“’Hank leads a talented team of wildlife disease professionals who are nationally recognized for being on the leading edge of diagnostic techniques for brucellosis, chronic wasting disease and bighorn sheep respiratory disease,’ said Aly Courtemanch, Game and Fish wildlife biologist in Jackson and one of five who put forth Edwards’s nomination.”
Edwards joined the department in 1997.
“He’s co-authored over 25 wildlife disease publications on topics ranging from brucellosis vaccines for elk to bovine viral diarrhea virus in deer,” Game and Fish adds. “He also co-authored the ‘Field Guide to Diseases of Wyoming Wildlife’ book in 2011.”
“Most notably, Edwards and his laboratory have been instrumental in understanding the relatedness of various Brucella abortus organisms throughout the Greater Yellowstone Ecosystem and performed serologic diagnostics on thousands of elk blood samples, helping to map the brucellosis endemic areas of Wyoming and track the progression of the disease in the state.”

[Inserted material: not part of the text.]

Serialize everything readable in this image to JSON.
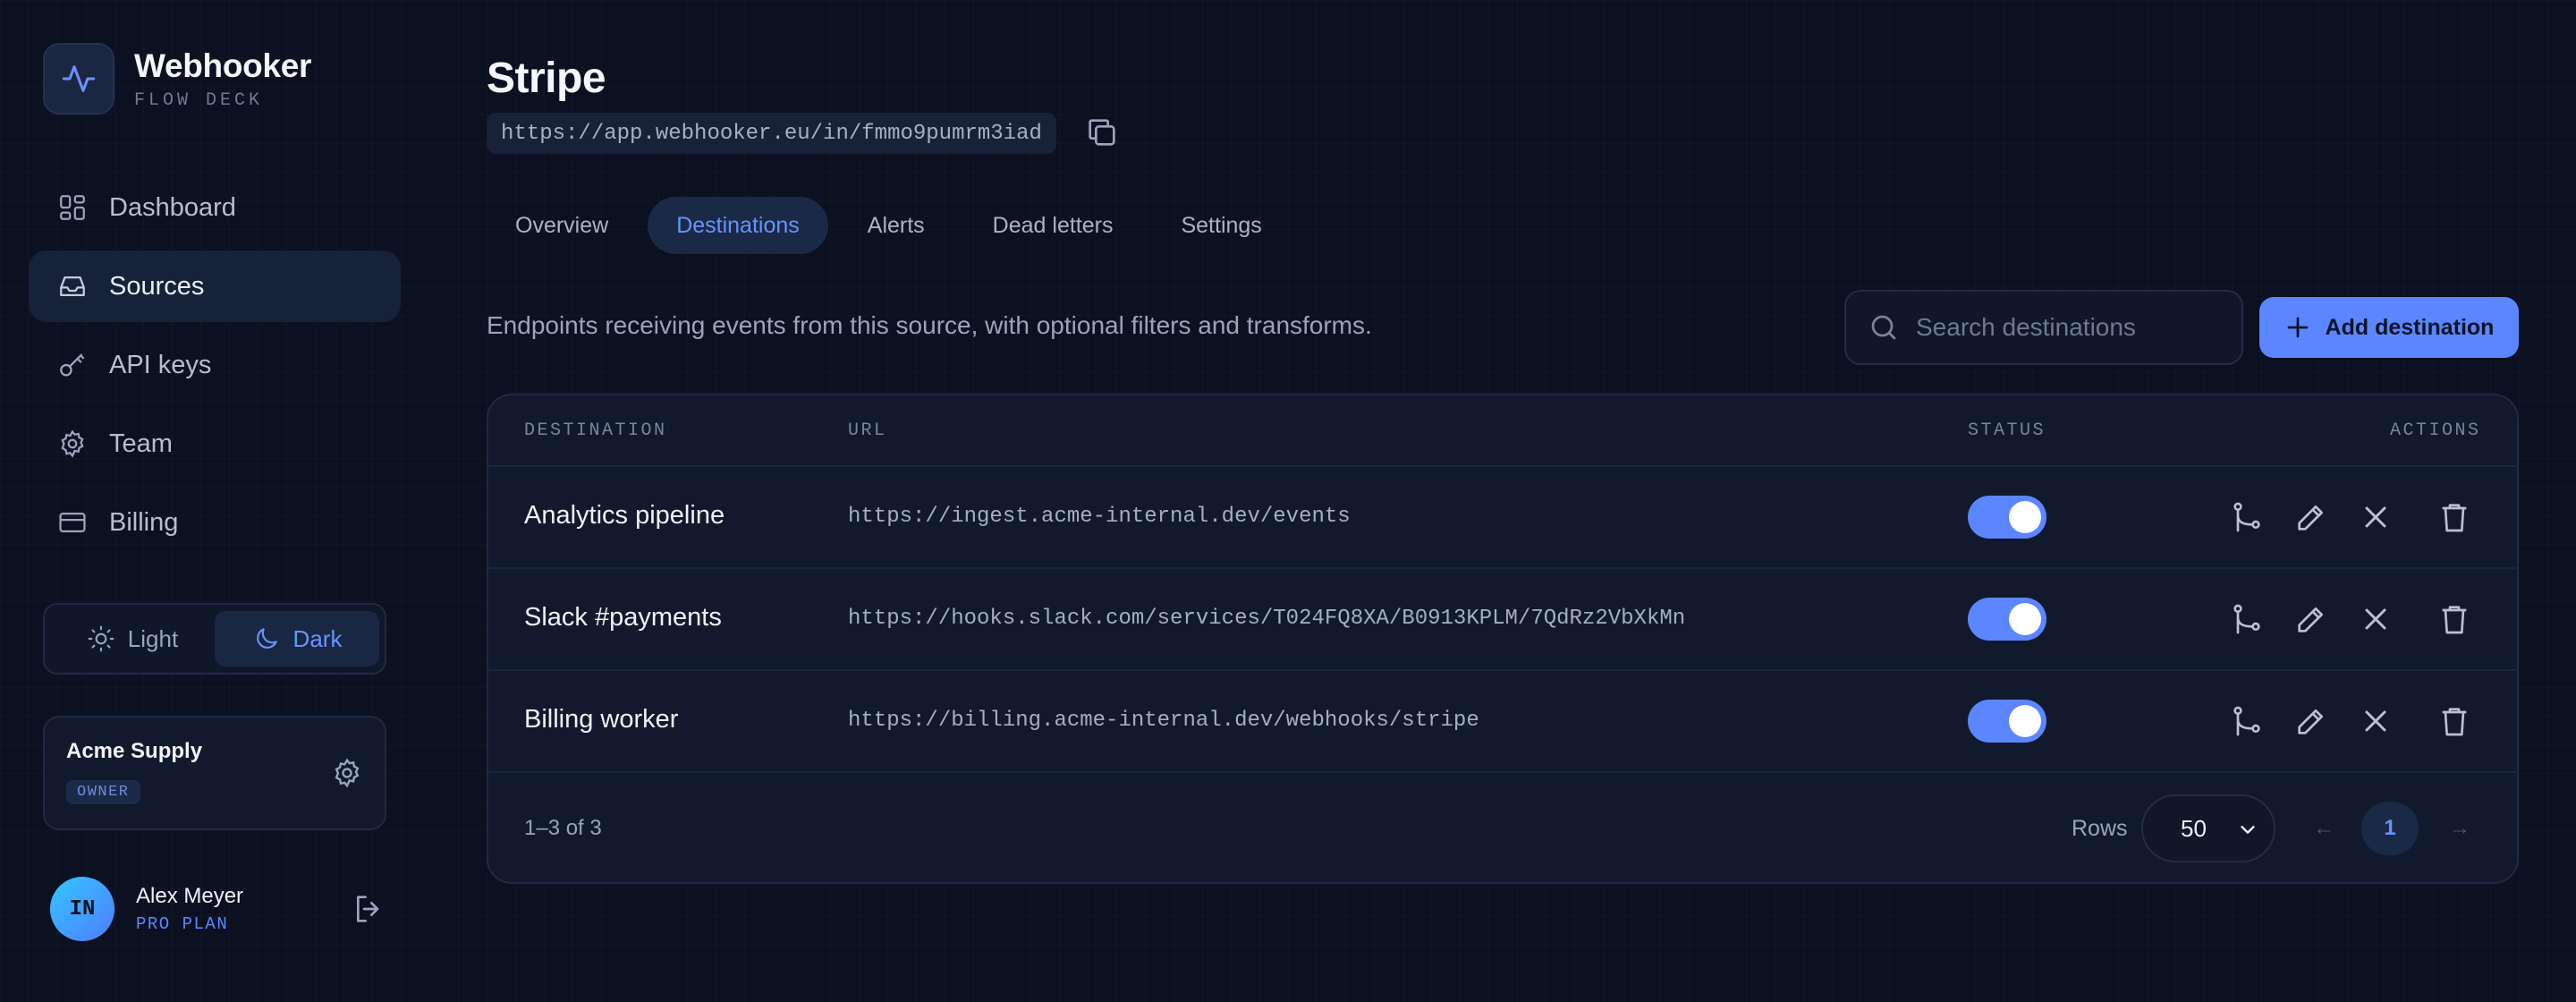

Edwards has also helped organize sampling of bighorn sheep and mountain goat herds, testing for respiratory pathogens.
“’His body of work has underpinned many of the highest profile wildlife management issues and decisions in Wyoming during the past two decades. From elk feedgrounds to domestic sheep-bighorn sheep disease transmission to the future of big game management in the face of chronic wasting disease, Hank has been and is integrally involved,’ said Courtemanch.'”